My educational trajectory has been contingent upon my knowledge and successful application of knowledge of American History. I took a keen interest in high school, focusing on the revolutionary period in the late 18th century, the policies of the bipolar world system in the Cold-War era, and especially a focus on culture and history between the 1920s to the present debates ranging American foreign policy to electoral politics. I have curricula to satisfy learners of every level interested in most any era in American history. It is also important to note that I have obtained a 95% score on US History GRE and a perfect 5.0 in AP US History. As a traveling scholar I frequently presented and wrote on American history as pertains to its engagement with the world. I was also living that, 8 years of my adult as an ex-patriate in Europe. And I was teaching it, to eager pupils who knew little English to undergraduate seminars at the university level. I am confident that my expertise and passion for teaching would make me a great candidate to teach your child American History.

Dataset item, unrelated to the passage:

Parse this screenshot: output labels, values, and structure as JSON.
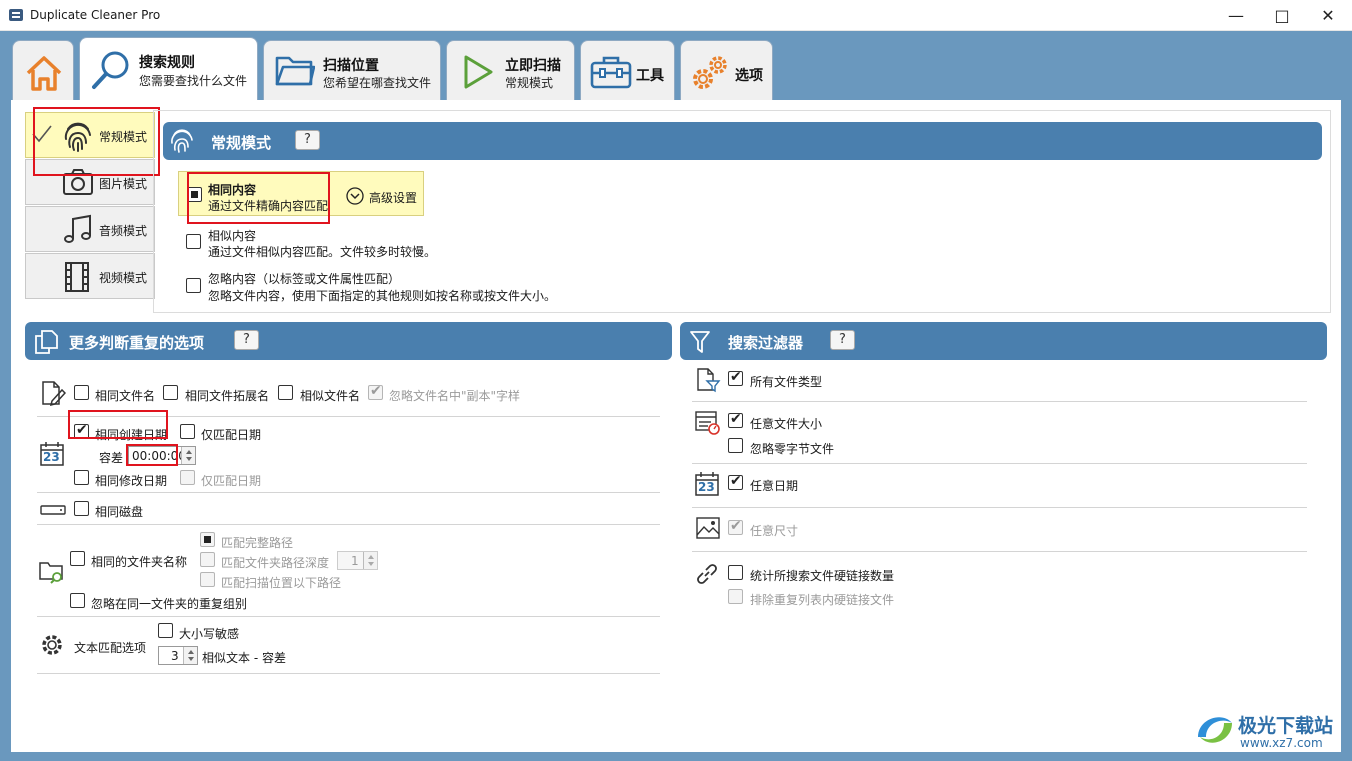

As a successful university and postgraduate student, I have relied on tried and true study habits and skills. I stress "smart-work", enhancing efficiency and enabling more deep study. Navigating any kind of study requires more than aptitude and effort. From elementary school through the post-graduate university level, I have learned both practical and psychological approaches to learning that are effective, sustainable, and have been taught with great conviction and success in the past. My former pupil had an "attitude" problem. It was pretty clear after three lessons that her attitude towards study was sabotaging her talents. When students learn to learn, as I teach students to "read", it unleashes their creative and academic potential as much as it enriches other parts of life. I had given the aforementioned pupil a historical fiction novel set in Nigeria before I went to St. Andrews University. When I returned over the Christmas holiday, she wanted to know more about Africa. She was proud to show me an atlas she had bought and named nearly forty countries on the African continent! Who do you think was more proud? I am confident that my previous successes in teaching have resulted in better performance in my pupils.